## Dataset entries
○ ○ ○

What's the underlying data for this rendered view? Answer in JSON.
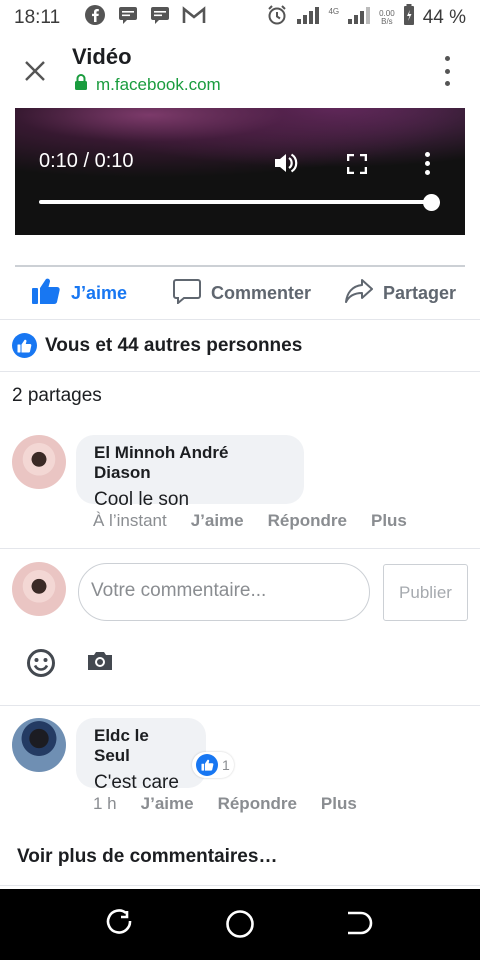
{
  "status_bar": {
    "time": "18:11",
    "network": "4G",
    "speed": "0.00",
    "speed_unit": "B/s",
    "battery": "44 %"
  },
  "header": {
    "title": "Vidéo",
    "url": "m.facebook.com"
  },
  "video": {
    "timecode": "0:10 / 0:10",
    "progress_fraction": 1.0
  },
  "actions": {
    "like": "J’aime",
    "comment": "Commenter",
    "share": "Partager"
  },
  "reactions_summary": "Vous et 44 autres personnes",
  "shares_count": "2 partages",
  "comments": [
    {
      "author": "El Minnoh André Diason",
      "text": "Cool le son",
      "time": "À l’instant",
      "like": "J’aime",
      "reply": "Répondre",
      "more": "Plus"
    },
    {
      "author": "Eldc le Seul",
      "text": "C'est care",
      "time": "1 h",
      "like": "J’aime",
      "reply": "Répondre",
      "more": "Plus",
      "reaction_count": "1"
    }
  ],
  "composer": {
    "placeholder": "Votre commentaire...",
    "publish": "Publier"
  },
  "see_more": "Voir plus de commentaires…",
  "colors": {
    "facebook_blue": "#1877f2",
    "secure_green": "#1a9c3e",
    "secondary_text": "#8a8d91"
  }
}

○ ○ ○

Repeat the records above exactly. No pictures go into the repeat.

What's the underlying data for this rendered view? Answer in JSON.
{
  "status_bar": {
    "time": "18:11",
    "network": "4G",
    "speed": "0.00",
    "speed_unit": "B/s",
    "battery": "44 %"
  },
  "header": {
    "title": "Vidéo",
    "url": "m.facebook.com"
  },
  "video": {
    "timecode": "0:10 / 0:10",
    "progress_fraction": 1.0
  },
  "actions": {
    "like": "J’aime",
    "comment": "Commenter",
    "share": "Partager"
  },
  "reactions_summary": "Vous et 44 autres personnes",
  "shares_count": "2 partages",
  "comments": [
    {
      "author": "El Minnoh André Diason",
      "text": "Cool le son",
      "time": "À l’instant",
      "like": "J’aime",
      "reply": "Répondre",
      "more": "Plus"
    },
    {
      "author": "Eldc le Seul",
      "text": "C'est care",
      "time": "1 h",
      "like": "J’aime",
      "reply": "Répondre",
      "more": "Plus",
      "reaction_count": "1"
    }
  ],
  "composer": {
    "placeholder": "Votre commentaire...",
    "publish": "Publier"
  },
  "see_more": "Voir plus de commentaires…",
  "colors": {
    "facebook_blue": "#1877f2",
    "secure_green": "#1a9c3e",
    "secondary_text": "#8a8d91"
  }
}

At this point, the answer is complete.